“If we start to believe our rhetoric without evidence that co-ops will protect against this and never have incidences of abuse … well, we have to worry about that sort of promotion.”
He added: “The key issue is what is the relationship between those receiving and those providing, those owning and those commissioning. Unless those in communities have the power, we’re not going to see successful care co-operatives.”
Ms Avery said such issues lead back to the co-operative values and principles. “That doesn’t mean some members don’t break laws and policies,” she added, “Some do, but there is an intrinsic belief that a co-op model is a better way of doing business.” But she agreed that conversations had to change “from rhetoric to pure fact – we have to believe in ourselves to do that”.
Ms Wilkie added that while the co-op model is never a guarantee, motives guide actions. “It’s a good start if your motive is to deliver better care,” she said.
Safeguards can also be designed into the co-op model – which is one of the strengths of community co-ops, believes Dr Luddecke.
“The stakeholder model gives everyone a voice which is heard and can’t be ignored.

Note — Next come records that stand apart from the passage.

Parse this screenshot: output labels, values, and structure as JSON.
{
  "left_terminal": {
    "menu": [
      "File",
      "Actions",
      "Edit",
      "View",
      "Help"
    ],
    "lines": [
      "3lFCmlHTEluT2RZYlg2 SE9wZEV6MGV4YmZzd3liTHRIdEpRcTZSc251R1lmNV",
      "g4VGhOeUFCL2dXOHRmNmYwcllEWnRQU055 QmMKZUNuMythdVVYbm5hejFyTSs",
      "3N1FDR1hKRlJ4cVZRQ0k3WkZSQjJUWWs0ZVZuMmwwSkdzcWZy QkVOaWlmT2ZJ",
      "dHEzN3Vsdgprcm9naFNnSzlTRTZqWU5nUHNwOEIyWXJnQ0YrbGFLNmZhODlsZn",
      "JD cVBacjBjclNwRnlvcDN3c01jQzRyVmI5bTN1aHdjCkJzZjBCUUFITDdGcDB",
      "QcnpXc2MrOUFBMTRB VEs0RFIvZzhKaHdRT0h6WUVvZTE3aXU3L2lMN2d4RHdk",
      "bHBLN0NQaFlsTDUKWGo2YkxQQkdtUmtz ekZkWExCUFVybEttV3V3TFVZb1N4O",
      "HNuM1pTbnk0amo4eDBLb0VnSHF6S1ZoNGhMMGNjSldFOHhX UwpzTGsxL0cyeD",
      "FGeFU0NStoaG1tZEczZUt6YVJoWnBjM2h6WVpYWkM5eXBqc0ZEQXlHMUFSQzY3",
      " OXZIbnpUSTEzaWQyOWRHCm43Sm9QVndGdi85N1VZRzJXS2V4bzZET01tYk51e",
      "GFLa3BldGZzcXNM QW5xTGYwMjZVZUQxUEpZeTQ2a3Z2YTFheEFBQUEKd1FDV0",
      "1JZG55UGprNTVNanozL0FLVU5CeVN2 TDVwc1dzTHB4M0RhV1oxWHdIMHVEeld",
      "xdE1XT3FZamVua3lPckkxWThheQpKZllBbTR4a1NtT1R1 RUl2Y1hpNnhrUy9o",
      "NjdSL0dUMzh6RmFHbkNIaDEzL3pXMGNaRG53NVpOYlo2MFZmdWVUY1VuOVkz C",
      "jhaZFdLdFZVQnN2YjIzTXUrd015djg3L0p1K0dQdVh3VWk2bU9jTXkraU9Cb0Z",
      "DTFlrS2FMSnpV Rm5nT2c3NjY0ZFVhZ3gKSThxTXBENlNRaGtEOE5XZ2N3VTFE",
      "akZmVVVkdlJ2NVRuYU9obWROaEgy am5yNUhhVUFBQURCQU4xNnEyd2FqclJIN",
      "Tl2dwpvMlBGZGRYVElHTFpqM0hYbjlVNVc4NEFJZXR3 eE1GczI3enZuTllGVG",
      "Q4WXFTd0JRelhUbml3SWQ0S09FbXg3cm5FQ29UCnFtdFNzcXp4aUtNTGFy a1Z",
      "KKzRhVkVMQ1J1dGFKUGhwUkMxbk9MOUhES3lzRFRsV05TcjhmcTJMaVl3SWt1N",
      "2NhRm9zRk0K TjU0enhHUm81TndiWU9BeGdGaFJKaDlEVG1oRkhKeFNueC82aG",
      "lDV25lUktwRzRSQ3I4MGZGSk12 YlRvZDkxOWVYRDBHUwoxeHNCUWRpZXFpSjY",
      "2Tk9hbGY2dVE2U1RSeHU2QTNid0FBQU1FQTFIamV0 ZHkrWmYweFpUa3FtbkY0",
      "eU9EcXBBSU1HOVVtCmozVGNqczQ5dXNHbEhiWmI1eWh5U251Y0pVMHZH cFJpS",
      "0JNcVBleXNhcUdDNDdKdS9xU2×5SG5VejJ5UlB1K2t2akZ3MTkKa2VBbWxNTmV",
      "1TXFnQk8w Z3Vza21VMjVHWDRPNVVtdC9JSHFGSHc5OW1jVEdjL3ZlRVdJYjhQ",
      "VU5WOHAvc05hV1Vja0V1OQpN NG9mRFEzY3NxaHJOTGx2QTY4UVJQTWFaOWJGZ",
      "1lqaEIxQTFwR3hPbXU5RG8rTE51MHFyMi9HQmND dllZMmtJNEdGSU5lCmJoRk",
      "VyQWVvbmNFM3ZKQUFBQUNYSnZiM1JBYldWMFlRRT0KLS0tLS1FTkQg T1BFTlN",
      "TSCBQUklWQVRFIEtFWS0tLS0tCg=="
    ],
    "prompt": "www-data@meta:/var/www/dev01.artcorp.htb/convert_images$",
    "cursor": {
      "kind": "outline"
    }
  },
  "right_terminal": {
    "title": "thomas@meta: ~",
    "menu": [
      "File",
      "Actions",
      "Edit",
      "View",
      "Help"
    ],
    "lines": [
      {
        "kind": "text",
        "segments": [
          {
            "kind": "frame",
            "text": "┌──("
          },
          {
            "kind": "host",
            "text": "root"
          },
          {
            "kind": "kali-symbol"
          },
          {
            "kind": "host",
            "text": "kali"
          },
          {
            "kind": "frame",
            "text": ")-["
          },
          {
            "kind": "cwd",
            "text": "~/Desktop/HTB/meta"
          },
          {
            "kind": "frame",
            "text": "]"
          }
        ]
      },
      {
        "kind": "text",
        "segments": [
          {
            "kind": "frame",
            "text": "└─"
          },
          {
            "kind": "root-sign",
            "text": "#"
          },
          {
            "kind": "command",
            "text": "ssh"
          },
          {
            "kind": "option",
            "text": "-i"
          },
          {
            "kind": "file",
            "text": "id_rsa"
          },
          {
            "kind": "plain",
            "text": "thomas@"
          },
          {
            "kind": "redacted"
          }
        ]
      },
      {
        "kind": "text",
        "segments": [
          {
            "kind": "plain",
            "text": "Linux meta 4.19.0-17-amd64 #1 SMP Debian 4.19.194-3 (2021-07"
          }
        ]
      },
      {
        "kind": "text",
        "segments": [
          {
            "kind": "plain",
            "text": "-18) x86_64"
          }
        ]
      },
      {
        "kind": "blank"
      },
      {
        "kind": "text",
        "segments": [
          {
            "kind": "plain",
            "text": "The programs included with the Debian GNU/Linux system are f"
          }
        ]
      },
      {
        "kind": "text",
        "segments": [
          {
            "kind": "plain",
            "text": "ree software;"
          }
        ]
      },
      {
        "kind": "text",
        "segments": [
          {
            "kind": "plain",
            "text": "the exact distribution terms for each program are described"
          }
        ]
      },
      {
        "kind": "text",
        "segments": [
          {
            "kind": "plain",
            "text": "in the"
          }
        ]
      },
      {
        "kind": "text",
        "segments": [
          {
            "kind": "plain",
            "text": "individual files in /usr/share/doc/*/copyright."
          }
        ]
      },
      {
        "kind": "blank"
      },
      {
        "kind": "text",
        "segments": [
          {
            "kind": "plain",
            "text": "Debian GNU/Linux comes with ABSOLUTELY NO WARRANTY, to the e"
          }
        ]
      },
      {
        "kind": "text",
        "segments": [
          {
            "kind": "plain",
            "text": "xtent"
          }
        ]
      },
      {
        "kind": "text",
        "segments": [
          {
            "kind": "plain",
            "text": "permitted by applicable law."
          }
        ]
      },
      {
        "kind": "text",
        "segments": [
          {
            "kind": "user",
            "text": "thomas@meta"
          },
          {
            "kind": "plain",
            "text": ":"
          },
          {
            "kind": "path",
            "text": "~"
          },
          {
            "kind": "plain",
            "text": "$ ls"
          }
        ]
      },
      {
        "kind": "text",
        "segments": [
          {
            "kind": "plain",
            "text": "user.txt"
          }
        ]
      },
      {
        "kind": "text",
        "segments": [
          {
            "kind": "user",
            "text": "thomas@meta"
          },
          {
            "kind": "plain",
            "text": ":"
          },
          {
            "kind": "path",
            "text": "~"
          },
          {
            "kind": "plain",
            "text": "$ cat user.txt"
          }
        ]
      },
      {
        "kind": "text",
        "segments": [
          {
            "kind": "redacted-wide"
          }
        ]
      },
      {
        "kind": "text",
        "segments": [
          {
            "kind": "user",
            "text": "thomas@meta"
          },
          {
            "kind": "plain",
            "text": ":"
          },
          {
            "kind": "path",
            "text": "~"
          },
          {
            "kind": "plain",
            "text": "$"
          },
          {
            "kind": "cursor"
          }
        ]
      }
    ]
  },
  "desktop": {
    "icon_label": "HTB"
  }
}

Winterbourne, Grenfell – people were saying there was something wrong here but they were ignored, because they could be ignored.
“If you have a model where those voices are heard and can’t be ignored, you start to build in safeguards.”
A magic wand for care
Concluding the debate, Anthony Murray asked each panelist: “If you could wave your magic wand and deal with one issue in care, what would that be?”
Ms Avery would address division, which she argued was the “biggest thing facing our society”.
“Working together, accepting differences of opinion, having common goals and way of working towards that – co-ops do aim to do that,” she said. “They encompass a broad church of opinion and backgrounds, they are not a monoculture.”
Dr Luddecke said she wanted to deal with “lack of services and opportunity and social connectedness. It’s something to address collectively, through self help, so people develop services for themselves and feel connected again.”
And Ms Wilkie would address health and nutrition. “If I had a magic wand to wave everyone, regardless of their location, would have access to healthy locally sourced food. That’s what the Rochdale Pioneers set out to do – but it feels now as if that’s slipping way.”